Your sales team isn’t performing: When and how do CEOs change their sales team strategy?

By January 23, 2019Feature
Sales performance

The question of when to change your sales team strategy can be triggered by a number of different situations, but it’s important that business leaders understand the choices in front of them, from needing to increase a sales team’s size right through to transforming the team you have.

The variables mount up: executives who close more sales, executives who target higher value customers, salespeople who are great at business development but struggle when it comes to extracting more value out of deals, people who are naturals at retaining clients – the list goes on.

And it’s not always about people. Market considerations, product innovation, even the location of a new client can throw spanners in the works for CEOs and sales team managers who need to nail the right team size as fast as possible.

Sales data company Insight Squared has done research comparing sales team headcounts across different sized companies, and you can see their results here.

But while that research looks at it on a macro level, from our experience at ECG we know that a lot of the variables in determining sales team sizes and skill sets are all about reading between the lines.

In this blog, our experts tell you what to look for when your sales team manager, or you as the CEO, are deciding on the best way forward for your sales team.

Time to execute – get it done properly

Jim Colonas, Managing Partner

High-quality analysis, strategy development, coaching and recruitment are the keys to success. But only if you or your sales managers execute efficiently.

Sales leaders need to have a true understanding of the target market size and value. This helps them identify ideal clients within that market and their company’s ideal engagement process, or average proposed sale value per ideal client.

So at this point, I would assume you or your managers have identified:

  • Your target market
  • Your ideal client profile
  • Your value proposition to those clients
  • Your ideal engagement process or average sale in a target client

Once you have all of this information, you can use market data to identify how many ideal clients are in your target market.

You should also be able to work out how many ideal clients can be effectively and successfully serviced by a single Account Manager or Business Development Manager per territory.

Then it’s a case of doing the math as to whether you need more people OR more skills and efficiencies.

A bigger sales team is not always the solution. Often as companies grow, their sales teams find their balance in size that delivers the desired growth and long-term revenue stability without the need for constant growth in numbers.

Geographical expansion to another state, for example, requires you to follow the same rules, however you will need to create a reporting mechanism that allows your BDMs to be managed from afar until you can hire a state manager locally.
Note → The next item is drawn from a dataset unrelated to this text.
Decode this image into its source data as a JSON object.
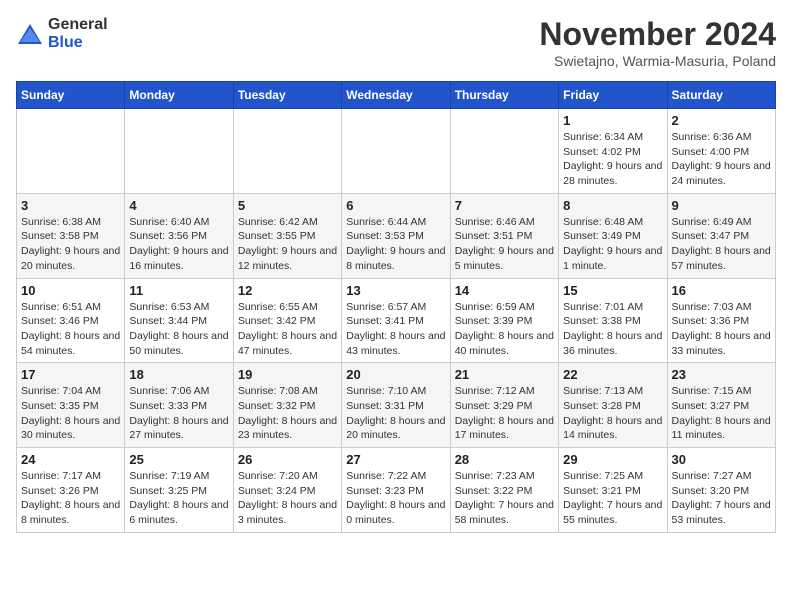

More caution is required in this situation to minimise risks while maintaining growth and accountability.

Reading between the revenue lines and understanding all of these factors will make your sales teams flourish, and your company thrive through optimised margins.
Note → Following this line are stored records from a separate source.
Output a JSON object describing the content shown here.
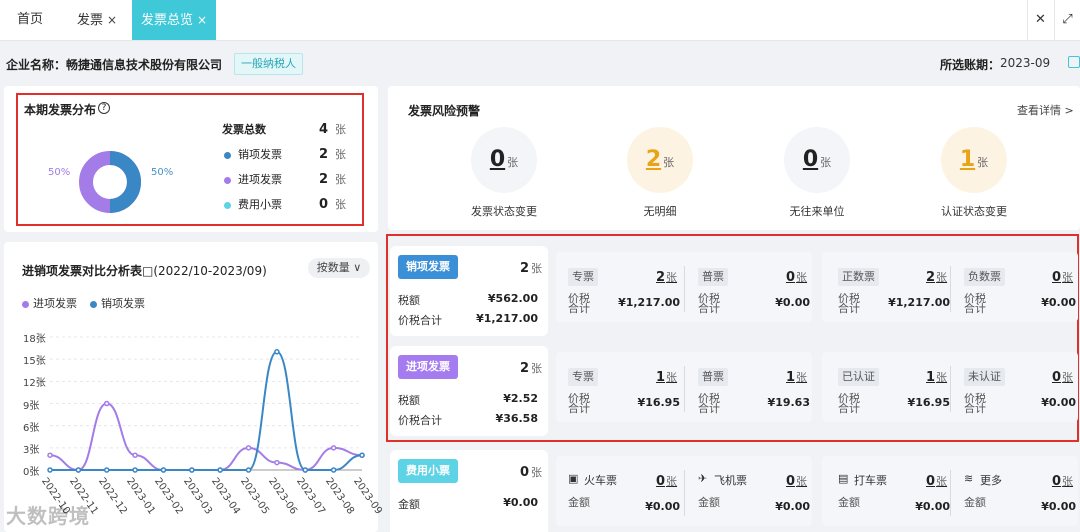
{
  "tabs": [
    {
      "label": "首页"
    },
    {
      "label": "发票",
      "close": "×"
    },
    {
      "label": "发票总览",
      "close": "×"
    }
  ],
  "window": {
    "close": "✕",
    "expand": "⤢"
  },
  "header": {
    "company_label": "企业名称：畅捷通信息技术股份有限公司",
    "taxpayer_tag": "一般纳税人",
    "period_label": "所选账期：",
    "period_value": "2023-09"
  },
  "distribution": {
    "title": "本期发票分布",
    "help": "?",
    "total_label": "发票总数",
    "total_value": "4",
    "unit": "张",
    "pct_left": "50%",
    "pct_right": "50%",
    "items": [
      {
        "label": "销项发票",
        "value": "2",
        "color": "#3a87c6"
      },
      {
        "label": "进项发票",
        "value": "2",
        "color": "#a47ce8"
      },
      {
        "label": "费用小票",
        "value": "0",
        "color": "#5ad4e6"
      }
    ]
  },
  "risk": {
    "title": "发票风险预警",
    "more": "查看详情 >",
    "items": [
      {
        "value": "0",
        "unit": "张",
        "label": "发票状态变更",
        "bg": "#f3f5f8",
        "color": "#222"
      },
      {
        "value": "2",
        "unit": "张",
        "label": "无明细",
        "bg": "#fdf3e3",
        "color": "#e8a317"
      },
      {
        "value": "0",
        "unit": "张",
        "label": "无往来单位",
        "bg": "#f3f5f8",
        "color": "#222"
      },
      {
        "value": "1",
        "unit": "张",
        "label": "认证状态变更",
        "bg": "#fdf3e3",
        "color": "#e8a317"
      }
    ]
  },
  "compare": {
    "title": "进销项发票对比分析表",
    "range": "(2022/10-2023/09)",
    "by_count": "按数量",
    "legend_in": "进项发票",
    "legend_out": "销项发票"
  },
  "chart_data": {
    "type": "line",
    "categories": [
      "2022-10",
      "2022-11",
      "2022-12",
      "2023-01",
      "2023-02",
      "2023-03",
      "2023-04",
      "2023-05",
      "2023-06",
      "2023-07",
      "2023-08",
      "2023-09"
    ],
    "series": [
      {
        "name": "进项发票",
        "color": "#a47ce8",
        "values": [
          2,
          0,
          9,
          2,
          0,
          0,
          0,
          3,
          1,
          0,
          3,
          2
        ]
      },
      {
        "name": "销项发票",
        "color": "#3a87c6",
        "values": [
          0,
          0,
          0,
          0,
          0,
          0,
          0,
          0,
          16,
          0,
          0,
          2
        ]
      }
    ],
    "y_ticks": [
      "0张",
      "3张",
      "6张",
      "9张",
      "12张",
      "15张",
      "18张"
    ],
    "x_ticks": [
      "2022-10",
      "2022-11",
      "2022-12",
      "2023-01",
      "2023-02",
      "2023-03",
      "2023-04",
      "2023-05",
      "2023-06",
      "2023-07",
      "2023-08",
      "2023-09"
    ],
    "ylim": [
      0,
      18
    ],
    "grid": true,
    "legend": "top-left"
  },
  "rows": [
    {
      "badge": "销项发票",
      "badge_color": "#3a8fd6",
      "count": "2",
      "unit": "张",
      "tax_label": "税额",
      "tax_value": "¥562.00",
      "total_label": "价税合计",
      "total_value": "¥1,217.00",
      "subs": [
        {
          "chip": "专票",
          "count": "2",
          "label": "价税\n合计",
          "value": "¥1,217.00"
        },
        {
          "chip": "普票",
          "count": "0",
          "label": "价税\n合计",
          "value": "¥0.00"
        },
        {
          "chip": "正数票",
          "count": "2",
          "label": "价税\n合计",
          "value": "¥1,217.00"
        },
        {
          "chip": "负数票",
          "count": "0",
          "label": "价税\n合计",
          "value": "¥0.00"
        }
      ]
    },
    {
      "badge": "进项发票",
      "badge_color": "#a57cf0",
      "count": "2",
      "unit": "张",
      "tax_label": "税额",
      "tax_value": "¥2.52",
      "total_label": "价税合计",
      "total_value": "¥36.58",
      "subs": [
        {
          "chip": "专票",
          "count": "1",
          "label": "价税\n合计",
          "value": "¥16.95"
        },
        {
          "chip": "普票",
          "count": "1",
          "label": "价税\n合计",
          "value": "¥19.63"
        },
        {
          "chip": "已认证",
          "count": "1",
          "label": "价税\n合计",
          "value": "¥16.95"
        },
        {
          "chip": "未认证",
          "count": "0",
          "label": "价税\n合计",
          "value": "¥0.00"
        }
      ]
    },
    {
      "badge": "费用小票",
      "badge_color": "#5fd3e6",
      "count": "0",
      "unit": "张",
      "amount_label": "金额",
      "amount_value": "¥0.00",
      "subs": [
        {
          "chip": "火车票",
          "icon": "train-icon",
          "count": "0",
          "label": "金额",
          "value": "¥0.00"
        },
        {
          "chip": "飞机票",
          "icon": "plane-icon",
          "count": "0",
          "label": "金额",
          "value": "¥0.00"
        },
        {
          "chip": "打车票",
          "icon": "car-icon",
          "count": "0",
          "label": "金额",
          "value": "¥0.00"
        },
        {
          "chip": "更多",
          "icon": "layers-icon",
          "count": "0",
          "label": "金额",
          "value": "¥0.00"
        }
      ]
    }
  ],
  "watermark": "大数跨境"
}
Ensure your sales managers are focused on the right issues

Ralph Vossenberg, Managing Partner

You and your sales managers should be on the lookout for signs that your team members are bleeding sales, sales opportunities, or both.

The factors to keep an eye on include:

  • Client retention: Losing clients is a significant signpost for potential sales process issues. Obviously, every product/service has a different lifespan but losing sales to competitors is a red flag that might have nothing to do with your product.
  • Product mix: It can have an impact on profitability and needs focus. Is your team presenting the mix properly, do they fully understand the clients’ wants and needs?
  • Lack of add-on sales: Upselling, cross-selling and increasing share of wallet are often a great opportunity for companies to increase revenue. If your market analysis is right and your sales executives have been trained properly, they should be a consistent component of every sales interaction.
  • Team tension and dysfunction: This can lead to poor performance and require either better management or team restructuring. Making the hard decisions, or hiring a trusted adviser to make them for you, will make life as a leader far easier.
  • Company maturity: The balance between business development and account management changes over time and can also be influenced by product development and client demand. Both functions contribute to sales growth but require different sales personnel with different skill sets.

Know the ins and outs of your market, then plan accordingly

Tim Stevens, Sales Growth Specialist

The most important aspect of sales team growth is the development stage your company is experiencing. Most businesses need a different makeup of sales, production, administration and R&D at various times in their maturity.

While early on a company may need more R&D and production to refine a product or service, as time progresses and your company grows, sales become a more pressing need. This balance is crucial to determining success.

So when do you grow the sales team?

Obviously not achieving revenue targets points to a change needed in the sales team, and you have to analyse an array of factors to achieve a balance. This may take the form of team size, training, composition or management focus, among others.

But you need to take into account, and have someone analyse, your market size, potential number of clients, sales cycle and financial targets.

Typically, low-value products/services require more salespeople covering a greater range of potential clients, while high-value products/services require less salespeople covering a small number of potential clients who require a longer sales cycle.

Capitalising on market opportunities caused by factors such as increased demand, competitor instability or product development also impact directly on the size and skill level of the sales team.

In summary, knowing your market size and demographics, and identifying whether your sales team is bleeding sales and taking advantage of market signals such as increased market opportunities are all signs that you need to either increase your team sizes or improve their efficiencies and outcomes by developing their skills further.